In the past few decades a considerable amount of research has appeared that has enriched our understanding of Spanish medieval history. On the basis of this new knowledge, a growing number of regional studies have been published, and this volume represents another example of the genre. The region under study is Andalucía, that is to say, the old kingdoms of Seville, Córdoba, and Jaén that were incorporated into Castile in the thirteenth century. Because the exploration, conquest, and colonization of the New World were launched from Andalucía and because between one-third and one-half of the Spaniards who emigrated to America in the sixteenth century came from this region, many of them from Seville and its hinterland, it is not surprising that the institutions and culture formed in Andalucía in the last centuries of the Middle Ages played such an important role in shaping the New World.

This volume is a work of synthesis and interpretation based on the author’s own previous research and the contributions of a host of other historians over the last decades, as witnessed by the approximately four hundred publications included in the bibliography. The author, a noted Spanish medievalist, aims to show why Andalucía was so well prepared for overseas expansion at the end of the fifteenth century. To accomplish this, he has written an in-depth account of the region’s contemporary society and economy and its political and religious structures. In his analysis he stresses the theme of the region’s continuity with its immediate past as well as its future role in the transatlantic enterprise.

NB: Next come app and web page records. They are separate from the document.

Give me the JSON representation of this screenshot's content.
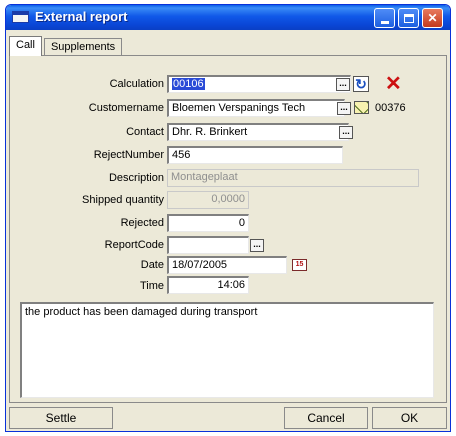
{
  "window": {
    "title": "External report"
  },
  "tabs": [
    {
      "label": "Call"
    },
    {
      "label": "Supplements"
    }
  ],
  "form": {
    "calculation": {
      "label": "Calculation",
      "value": "00106"
    },
    "customername": {
      "label": "Customername",
      "value": "Bloemen Verspanings Tech",
      "code": "00376"
    },
    "contact": {
      "label": "Contact",
      "value": "Dhr. R. Brinkert"
    },
    "reject_number": {
      "label": "RejectNumber",
      "value": "456"
    },
    "description": {
      "label": "Description",
      "value": "Montageplaat"
    },
    "shipped_quantity": {
      "label": "Shipped quantity",
      "value": "0,0000"
    },
    "rejected": {
      "label": "Rejected",
      "value": "0"
    },
    "report_code": {
      "label": "ReportCode",
      "value": ""
    },
    "date": {
      "label": "Date",
      "value": "18/07/2005",
      "calendar_icon_text": "15"
    },
    "time": {
      "label": "Time",
      "value": "14:06"
    }
  },
  "memo": {
    "text": "the product has been damaged during transport"
  },
  "buttons": {
    "settle": "Settle",
    "cancel": "Cancel",
    "ok": "OK",
    "lookup": "..."
  },
  "icons": {
    "lookup": "ellipsis-button-icon",
    "refresh": "refresh-icon",
    "delete": "red-x-icon",
    "mail": "envelope-icon",
    "calendar": "calendar-icon"
  },
  "colors": {
    "titlebar": "#0a46d6",
    "selection": "#2a4bd7",
    "delete_icon": "#cc1010"
  }
}
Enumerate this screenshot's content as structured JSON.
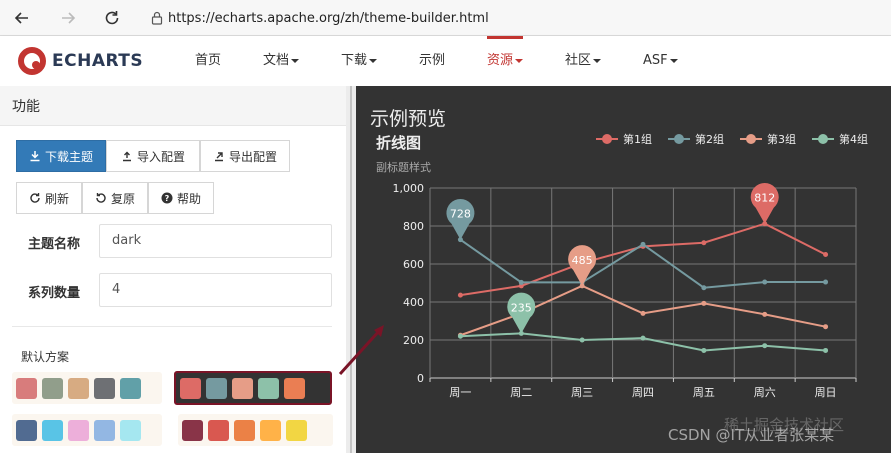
{
  "browser": {
    "url": "https://echarts.apache.org/zh/theme-builder.html"
  },
  "header": {
    "logo_text": "ECHARTS",
    "nav": [
      {
        "label": "首页",
        "dropdown": false,
        "active": false
      },
      {
        "label": "文档",
        "dropdown": true,
        "active": false
      },
      {
        "label": "下载",
        "dropdown": true,
        "active": false
      },
      {
        "label": "示例",
        "dropdown": false,
        "active": false
      },
      {
        "label": "资源",
        "dropdown": true,
        "active": true
      },
      {
        "label": "社区",
        "dropdown": true,
        "active": false
      },
      {
        "label": "ASF",
        "dropdown": true,
        "active": false
      }
    ]
  },
  "left_panel": {
    "title": "功能",
    "buttons_row1": [
      {
        "label": "下载主题",
        "icon": "download-icon"
      },
      {
        "label": "导入配置",
        "icon": "import-icon"
      },
      {
        "label": "导出配置",
        "icon": "export-icon"
      }
    ],
    "buttons_row2": [
      {
        "label": "刷新",
        "icon": "refresh-icon"
      },
      {
        "label": "复原",
        "icon": "undo-icon"
      },
      {
        "label": "帮助",
        "icon": "help-icon"
      }
    ],
    "theme_name_label": "主题名称",
    "theme_name_value": "dark",
    "series_count_label": "系列数量",
    "series_count_value": "4",
    "default_scheme_label": "默认方案",
    "schemes": [
      [
        "#d87c7c",
        "#919e8b",
        "#d7ab82",
        "#6e7074",
        "#61a0a8"
      ],
      [
        "#dd6b66",
        "#759aa0",
        "#e69d87",
        "#8dc1a9",
        "#ea7e53"
      ],
      [
        "#516b91",
        "#59c4e6",
        "#edafda",
        "#93b7e3",
        "#a5e7f0"
      ],
      [
        "#893448",
        "#d95850",
        "#eb8146",
        "#ffb248",
        "#f2d643"
      ]
    ],
    "selected_scheme_index": 1
  },
  "preview": {
    "title": "示例预览",
    "watermarks": [
      "稀土掘金技术社区",
      "CSDN @IT从业者张某某"
    ]
  },
  "chart_data": {
    "type": "line",
    "title": "折线图",
    "subtitle": "副标题样式",
    "categories": [
      "周一",
      "周二",
      "周三",
      "周四",
      "周五",
      "周六",
      "周日"
    ],
    "ylim": [
      0,
      1000
    ],
    "yticks": [
      "0",
      "200",
      "400",
      "600",
      "800",
      "1,000"
    ],
    "grid": true,
    "legend_position": "top-right",
    "series": [
      {
        "name": "第1组",
        "color": "#dd6b66",
        "values": [
          436,
          485,
          605,
          693,
          712,
          812,
          650
        ]
      },
      {
        "name": "第2组",
        "color": "#759aa0",
        "values": [
          728,
          503,
          503,
          703,
          475,
          505,
          505
        ]
      },
      {
        "name": "第3组",
        "color": "#e69d87",
        "values": [
          225,
          340,
          485,
          340,
          393,
          335,
          270
        ]
      },
      {
        "name": "第4组",
        "color": "#8dc1a9",
        "values": [
          220,
          235,
          200,
          210,
          145,
          170,
          145
        ]
      }
    ],
    "markers": [
      {
        "series": 1,
        "index": 0,
        "label": "728"
      },
      {
        "series": 3,
        "index": 1,
        "label": "235"
      },
      {
        "series": 2,
        "index": 2,
        "label": "485"
      },
      {
        "series": 0,
        "index": 5,
        "label": "812"
      }
    ]
  }
}
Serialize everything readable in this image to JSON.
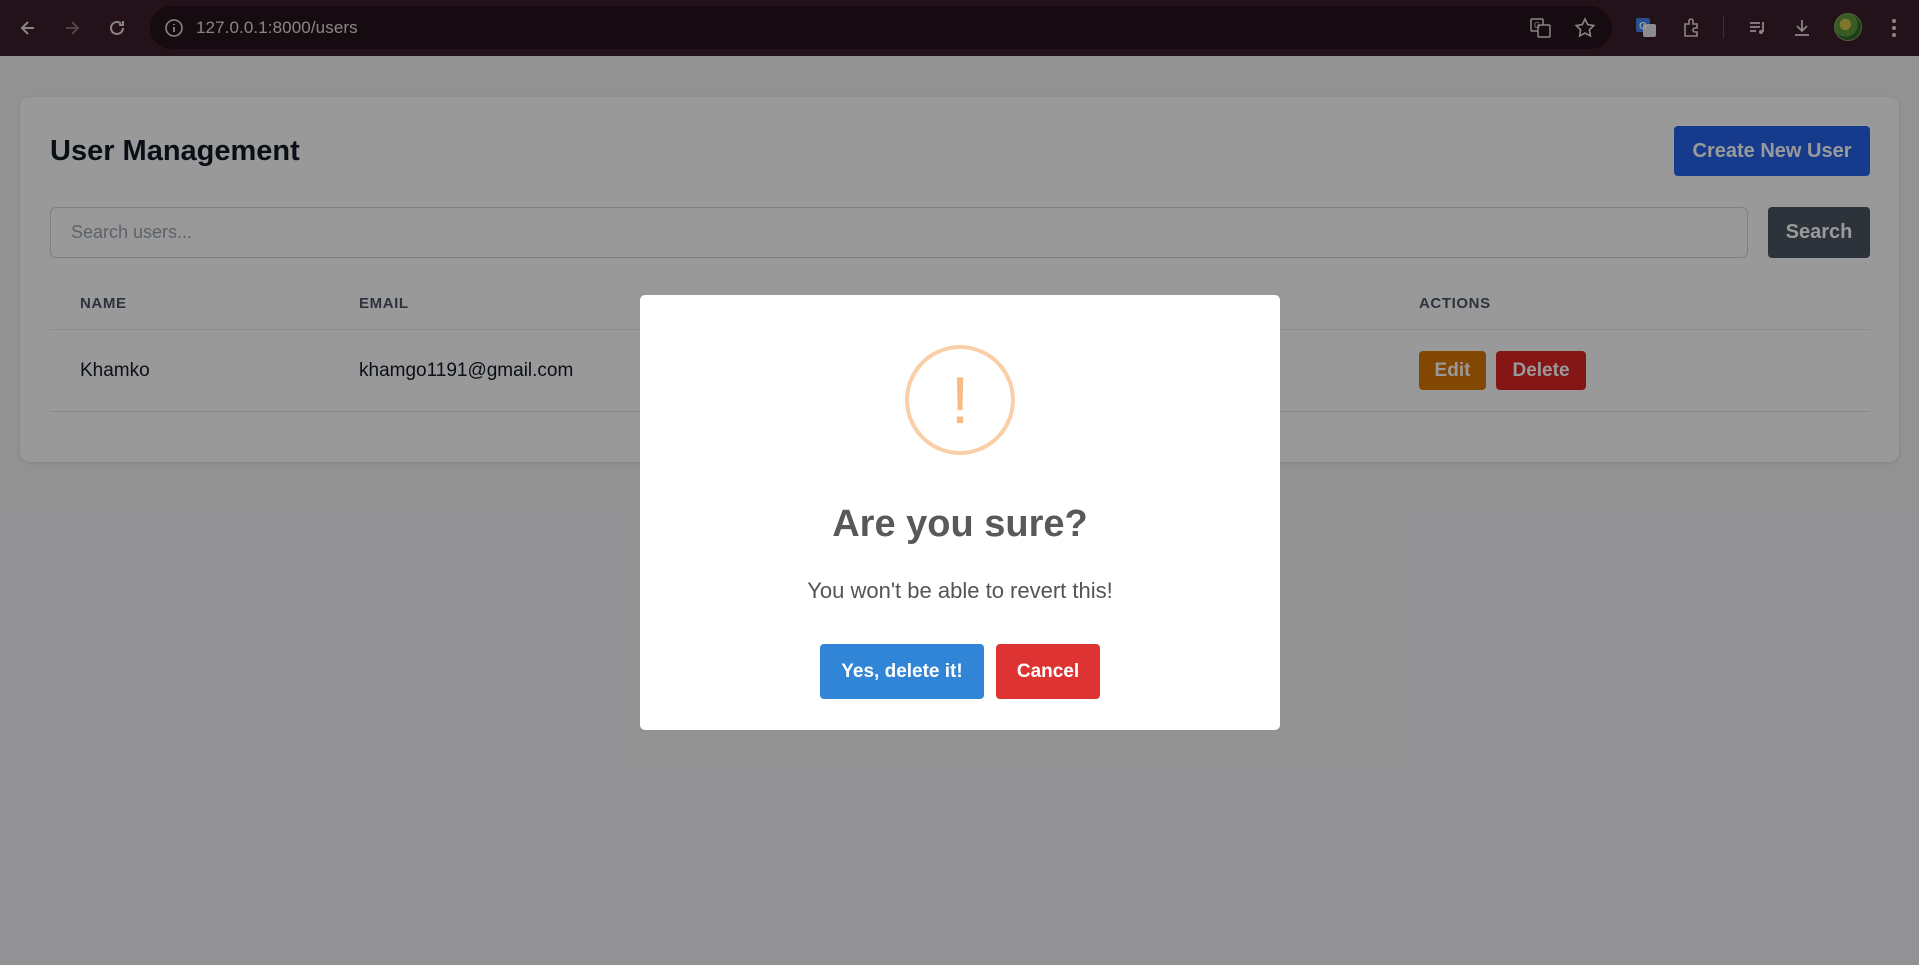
{
  "browser": {
    "url": "127.0.0.1:8000/users"
  },
  "page": {
    "title": "User Management",
    "create_button": "Create New User",
    "search": {
      "placeholder": "Search users...",
      "button": "Search"
    },
    "table": {
      "headers": [
        "NAME",
        "EMAIL",
        "ACTIONS"
      ],
      "rows": [
        {
          "name": "Khamko",
          "email": "khamgo1191@gmail.com",
          "edit": "Edit",
          "delete": "Delete"
        }
      ]
    }
  },
  "modal": {
    "icon": "!",
    "title": "Are you sure?",
    "text": "You won't be able to revert this!",
    "confirm": "Yes, delete it!",
    "cancel": "Cancel"
  },
  "colors": {
    "primary": "#2563eb",
    "edit": "#d97706",
    "delete": "#dc2626",
    "confirm": "#3085d6",
    "cancel": "#dd3333",
    "warning": "#f8bb86"
  }
}
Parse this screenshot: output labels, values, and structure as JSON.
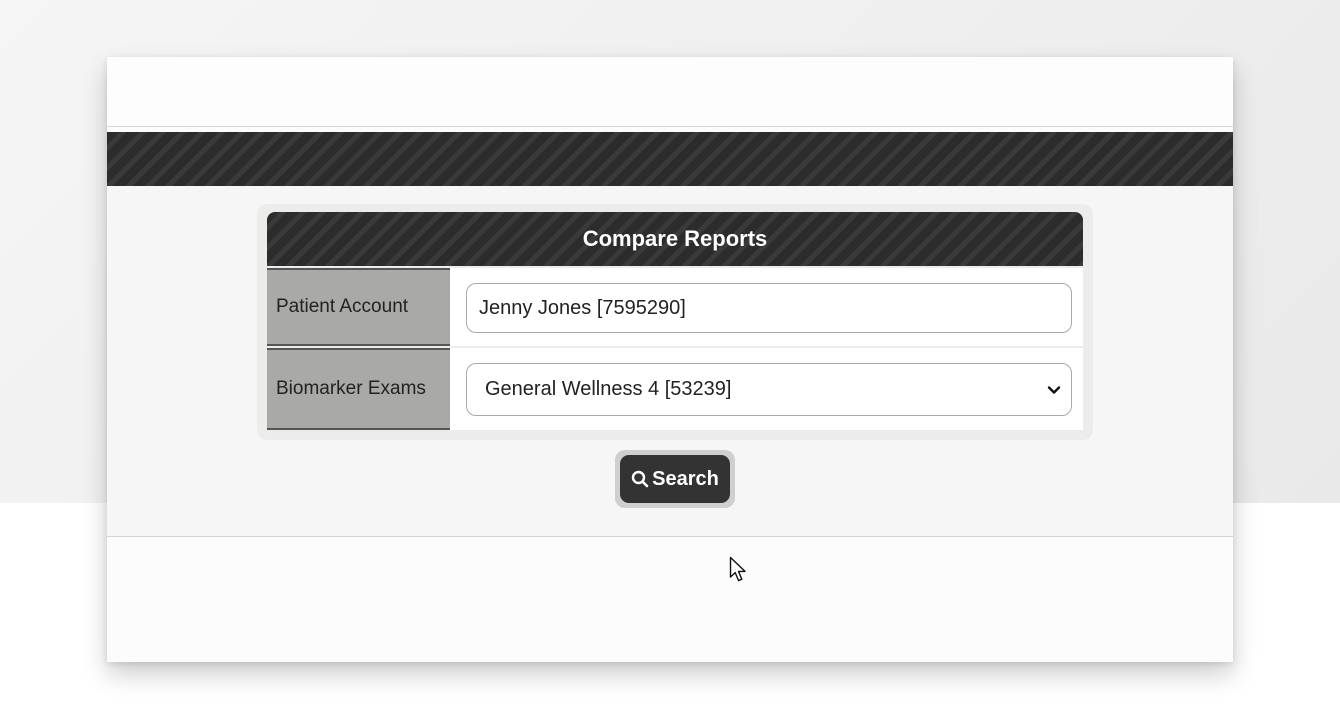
{
  "panel": {
    "title": "Compare Reports"
  },
  "form": {
    "patient_account": {
      "label": "Patient Account",
      "value": "Jenny Jones [7595290]"
    },
    "biomarker_exams": {
      "label": "Biomarker Exams",
      "selected": "General Wellness 4 [53239]"
    }
  },
  "actions": {
    "search_label": "Search",
    "search_icon": "search-icon"
  },
  "colors": {
    "header_dark": "#2f2f2f",
    "label_bg": "#a9a9a7",
    "button_bg": "#333333"
  }
}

The book is divided into three parts. The first deals with demography and economic conditions, the second with culture and society, and the third with political organization. A final chapter concerns the conquest of Granada and the incorporation of the Canary Islands. The conquest and colonization of the Canaries is viewed as both the continuation and extension of forms and practices used in the Middle Ages, and the creation of new methods and practices that would emerge in the conquest of America. This volume is a tour de force that provides a provocative survey of the world of Andalucía at the end of the Middle Ages. It can be read with profit by those interested in Spain as well as Latin America.